» **Task brief**:
The answer must be an exact copy of the entries that follow, with all images removed.

════════

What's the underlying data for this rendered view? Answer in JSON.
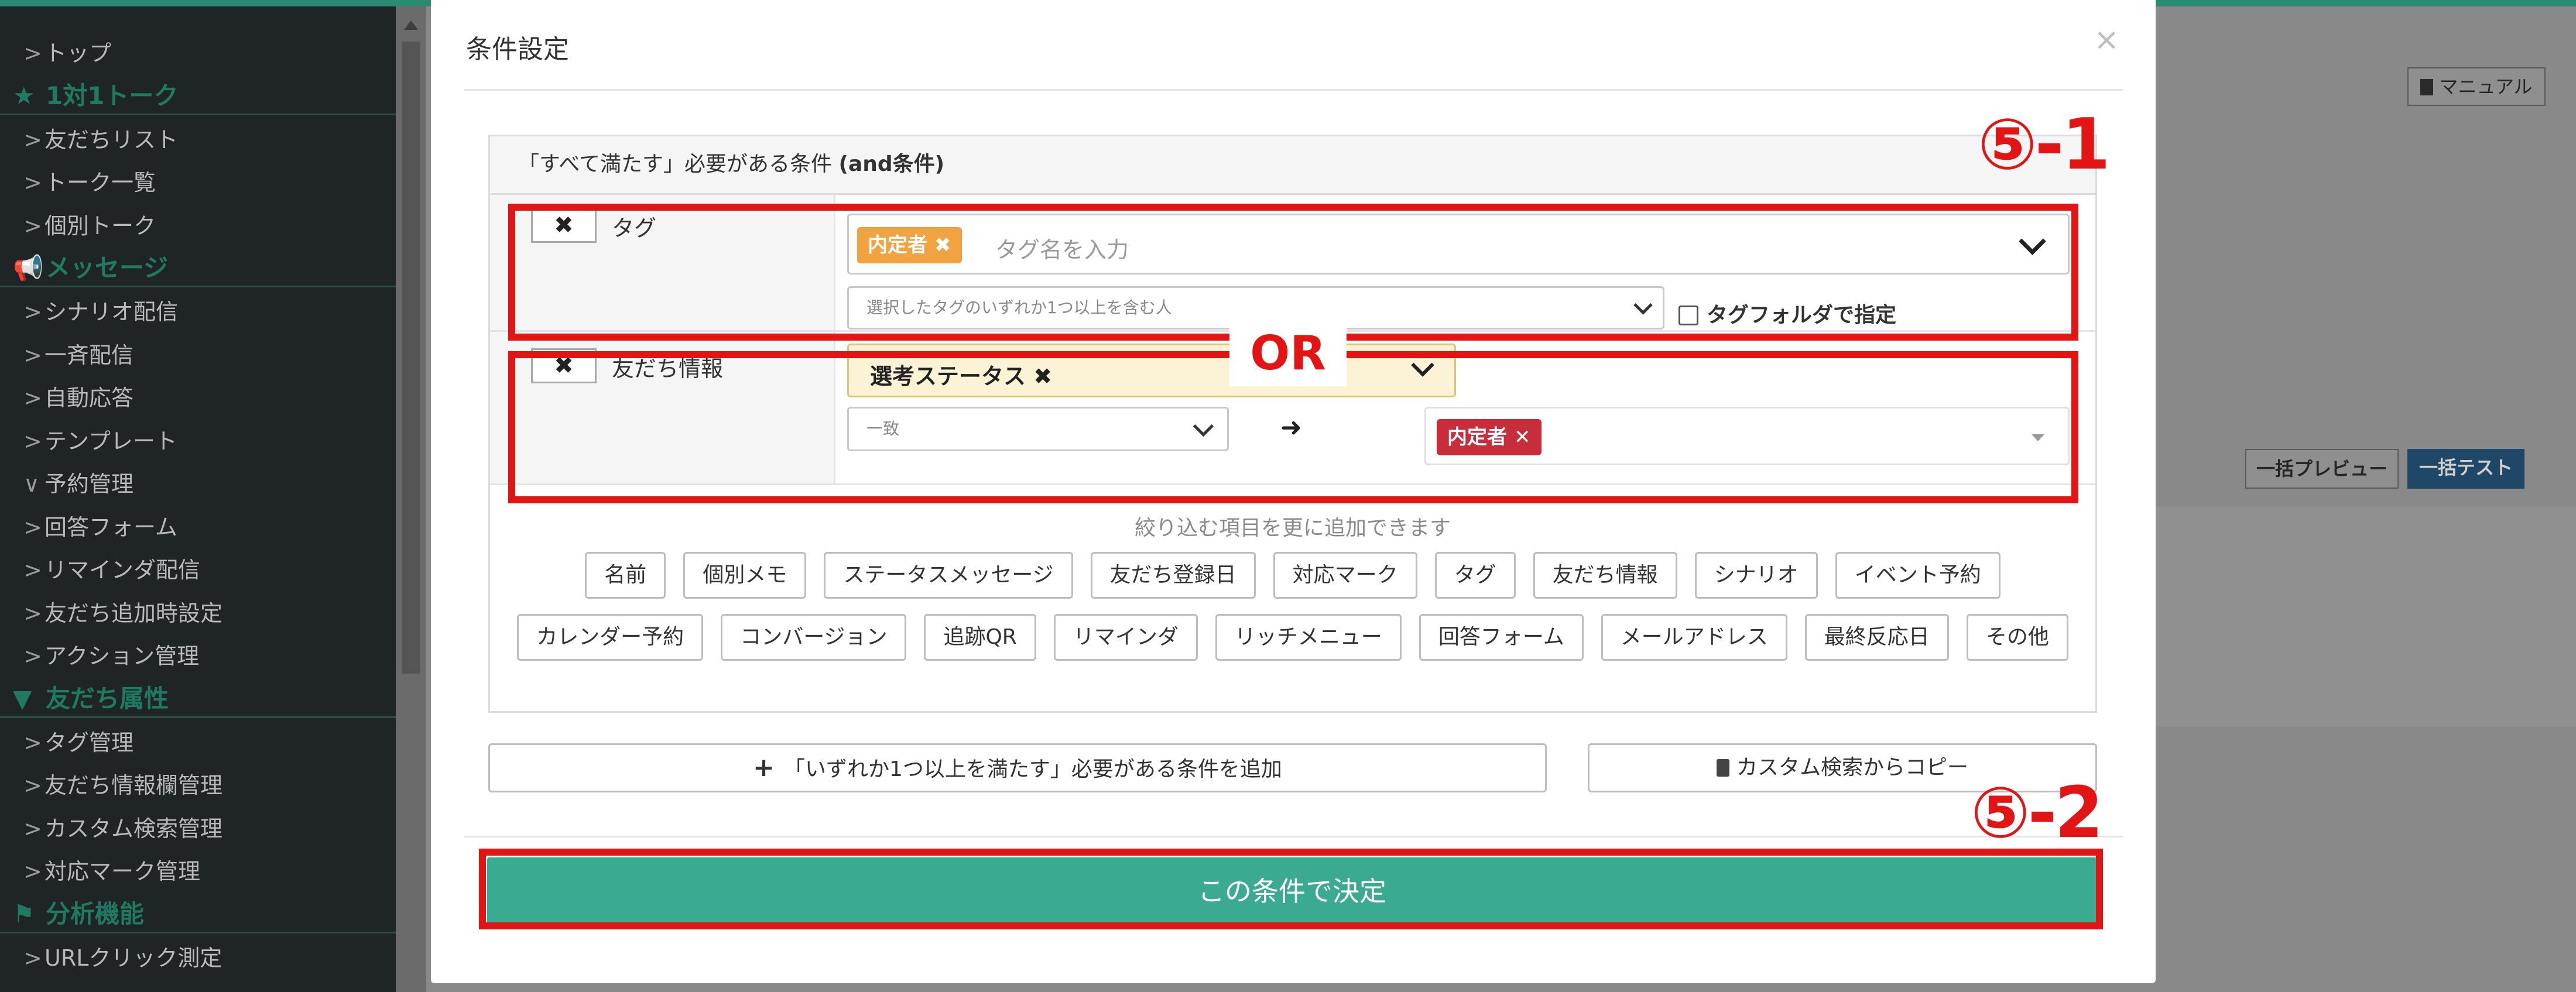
{
  "sidebar": {
    "items": [
      {
        "kind": "item",
        "label": "トップ",
        "chev": ">"
      },
      {
        "kind": "section",
        "label": "1対1トーク",
        "icon": "★"
      },
      {
        "kind": "item",
        "label": "友だちリスト",
        "chev": ">"
      },
      {
        "kind": "item",
        "label": "トーク一覧",
        "chev": ">"
      },
      {
        "kind": "item",
        "label": "個別トーク",
        "chev": ">"
      },
      {
        "kind": "section",
        "label": "メッセージ",
        "icon": "📢"
      },
      {
        "kind": "item",
        "label": "シナリオ配信",
        "chev": ">"
      },
      {
        "kind": "item",
        "label": "一斉配信",
        "chev": ">"
      },
      {
        "kind": "item",
        "label": "自動応答",
        "chev": ">"
      },
      {
        "kind": "item",
        "label": "テンプレート",
        "chev": ">"
      },
      {
        "kind": "item",
        "label": "予約管理",
        "chev": "∨"
      },
      {
        "kind": "item",
        "label": "回答フォーム",
        "chev": ">"
      },
      {
        "kind": "item",
        "label": "リマインダ配信",
        "chev": ">"
      },
      {
        "kind": "item",
        "label": "友だち追加時設定",
        "chev": ">"
      },
      {
        "kind": "item",
        "label": "アクション管理",
        "chev": ">"
      },
      {
        "kind": "section",
        "label": "友だち属性",
        "icon": "▼"
      },
      {
        "kind": "item",
        "label": "タグ管理",
        "chev": ">"
      },
      {
        "kind": "item",
        "label": "友だち情報欄管理",
        "chev": ">"
      },
      {
        "kind": "item",
        "label": "カスタム検索管理",
        "chev": ">"
      },
      {
        "kind": "item",
        "label": "対応マーク管理",
        "chev": ">"
      },
      {
        "kind": "section",
        "label": "分析機能",
        "icon": "⚑"
      },
      {
        "kind": "item",
        "label": "URLクリック測定",
        "chev": ">"
      }
    ]
  },
  "background": {
    "manual_label": "マニュアル",
    "preview_label": "一括プレビュー",
    "test_label": "一括テスト"
  },
  "modal": {
    "title": "条件設定",
    "close": "×",
    "and_header_prefix": "「すべて満たす」必要がある条件 ",
    "and_header_bold": "(and条件)",
    "tag_row": {
      "remove": "✖",
      "label": "タグ",
      "chip": "内定者",
      "chip_x": "✖",
      "placeholder": "タグ名を入力",
      "match_mode": "選択したタグのいずれか1つ以上を含む人",
      "folder_checkbox_label": "タグフォルダで指定"
    },
    "friend_row": {
      "remove": "✖",
      "label": "友だち情報",
      "field": "選考ステータス",
      "field_x": "✖",
      "operator": "一致",
      "arrow": "➜",
      "value_chip": "内定者",
      "value_chip_x": "✕"
    },
    "hint": "絞り込む項目を更に追加できます",
    "pills_row1": [
      "名前",
      "個別メモ",
      "ステータスメッセージ",
      "友だち登録日",
      "対応マーク",
      "タグ",
      "友だち情報",
      "シナリオ",
      "イベント予約"
    ],
    "pills_row2": [
      "カレンダー予約",
      "コンバージョン",
      "追跡QR",
      "リマインダ",
      "リッチメニュー",
      "回答フォーム",
      "メールアドレス",
      "最終反応日",
      "その他"
    ],
    "add_or_button": "「いずれか1つ以上を満たす」必要がある条件を追加",
    "add_or_plus": "+",
    "copy_button": "カスタム検索からコピー",
    "submit": "この条件で決定"
  },
  "annotations": {
    "label_1": "⑤-1",
    "label_2": "⑤-2",
    "or": "OR",
    "color": "#e31414"
  }
}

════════

» **Output**:
What's the underlying data for this rendered view? Answer in JSON.
{
  "sidebar": {
    "items": [
      {
        "kind": "item",
        "label": "トップ",
        "chev": ">"
      },
      {
        "kind": "section",
        "label": "1対1トーク",
        "icon": "★"
      },
      {
        "kind": "item",
        "label": "友だちリスト",
        "chev": ">"
      },
      {
        "kind": "item",
        "label": "トーク一覧",
        "chev": ">"
      },
      {
        "kind": "item",
        "label": "個別トーク",
        "chev": ">"
      },
      {
        "kind": "section",
        "label": "メッセージ",
        "icon": "📢"
      },
      {
        "kind": "item",
        "label": "シナリオ配信",
        "chev": ">"
      },
      {
        "kind": "item",
        "label": "一斉配信",
        "chev": ">"
      },
      {
        "kind": "item",
        "label": "自動応答",
        "chev": ">"
      },
      {
        "kind": "item",
        "label": "テンプレート",
        "chev": ">"
      },
      {
        "kind": "item",
        "label": "予約管理",
        "chev": "∨"
      },
      {
        "kind": "item",
        "label": "回答フォーム",
        "chev": ">"
      },
      {
        "kind": "item",
        "label": "リマインダ配信",
        "chev": ">"
      },
      {
        "kind": "item",
        "label": "友だち追加時設定",
        "chev": ">"
      },
      {
        "kind": "item",
        "label": "アクション管理",
        "chev": ">"
      },
      {
        "kind": "section",
        "label": "友だち属性",
        "icon": "▼"
      },
      {
        "kind": "item",
        "label": "タグ管理",
        "chev": ">"
      },
      {
        "kind": "item",
        "label": "友だち情報欄管理",
        "chev": ">"
      },
      {
        "kind": "item",
        "label": "カスタム検索管理",
        "chev": ">"
      },
      {
        "kind": "item",
        "label": "対応マーク管理",
        "chev": ">"
      },
      {
        "kind": "section",
        "label": "分析機能",
        "icon": "⚑"
      },
      {
        "kind": "item",
        "label": "URLクリック測定",
        "chev": ">"
      }
    ]
  },
  "background": {
    "manual_label": "マニュアル",
    "preview_label": "一括プレビュー",
    "test_label": "一括テスト"
  },
  "modal": {
    "title": "条件設定",
    "close": "×",
    "and_header_prefix": "「すべて満たす」必要がある条件 ",
    "and_header_bold": "(and条件)",
    "tag_row": {
      "remove": "✖",
      "label": "タグ",
      "chip": "内定者",
      "chip_x": "✖",
      "placeholder": "タグ名を入力",
      "match_mode": "選択したタグのいずれか1つ以上を含む人",
      "folder_checkbox_label": "タグフォルダで指定"
    },
    "friend_row": {
      "remove": "✖",
      "label": "友だち情報",
      "field": "選考ステータス",
      "field_x": "✖",
      "operator": "一致",
      "arrow": "➜",
      "value_chip": "内定者",
      "value_chip_x": "✕"
    },
    "hint": "絞り込む項目を更に追加できます",
    "pills_row1": [
      "名前",
      "個別メモ",
      "ステータスメッセージ",
      "友だち登録日",
      "対応マーク",
      "タグ",
      "友だち情報",
      "シナリオ",
      "イベント予約"
    ],
    "pills_row2": [
      "カレンダー予約",
      "コンバージョン",
      "追跡QR",
      "リマインダ",
      "リッチメニュー",
      "回答フォーム",
      "メールアドレス",
      "最終反応日",
      "その他"
    ],
    "add_or_button": "「いずれか1つ以上を満たす」必要がある条件を追加",
    "add_or_plus": "+",
    "copy_button": "カスタム検索からコピー",
    "submit": "この条件で決定"
  },
  "annotations": {
    "label_1": "⑤-1",
    "label_2": "⑤-2",
    "or": "OR",
    "color": "#e31414"
  }
}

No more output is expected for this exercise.